In this case, the employee sustained a loss of earning capacity after the 2001 personal injury, but the employee=s wages for the period in dispute - - July 3 to October 10, 2005 - - were greater than his earnings on the date of the 2004 injury. Under these circumstances, the principles of Brink rather than Kirchner and LaFleur control the method for calculating liability for temporary partial disability benefits. See, e.g., Geller v. Curran-Houston, Inc., 58 W. C.D. 66 (W.C.C.A. 1997); Burgess, id.

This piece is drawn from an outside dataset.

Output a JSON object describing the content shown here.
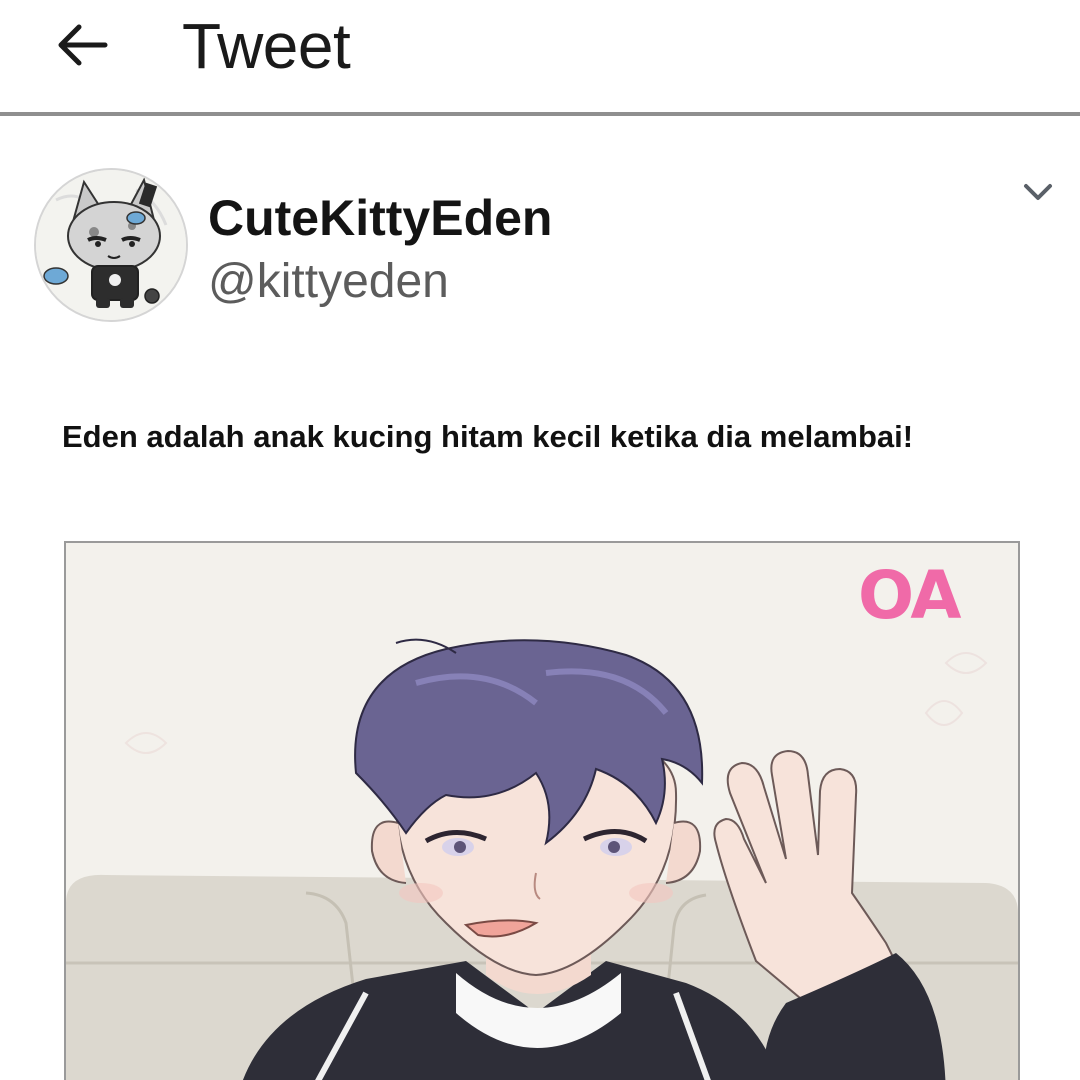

In Brink, the employee sustained three work injuries while employed by three different employers. Each injury contributed to the employee=s eventual temporary partial disability but the employee=s earnings for the benefit period at issue exceeded the employee=s weekly wage on the date of the first injury. This court rejected the first employer=s claim that it had no liability for temporary partial disability benefits because the employee=s earnings exceeded the weekly wage in effect for the first injury. Rather, the court held that liability for benefits should be based upon the percentage of contribution of each injury to the ultimate disability, under the usual principles of equitable apportionment.
In this case, the court ordered that temporary partial disability benefits for the three months in question be paid based on the employee=s 2001 weekly wage of $2,224.48. Pursuant to Brink, however, liability must be equitably apportioned between the injuries, and the proportionate share for each injury calculated using the Kaisershot formula. The compensation judge made no allocation of liability between the two injuries, and the matter is, accordingly, remanded for determination of the percentage of contribution of each injury to the employee=s disability during the period at issue. Additional evidence may be submitted at the compensation judge=s discretion.
 It makes no difference where in the order of injuries the lower wage injury is found, even if it is the injury immediately preceding the current higher wage. Burgess, id. Nor does it matter whether the employee=s temporary partial disability is the result of injuries to the same body part or the result of the combined effects of injuries to multiple body parts. Radika v. Hanna Mining, 56 W.C.D. 52 (W.C.C.A. 1997).
 Kaisershot v. Archer Daniels Midland Co., 23 W.C.D. 706 (W.C.C.A. 1966).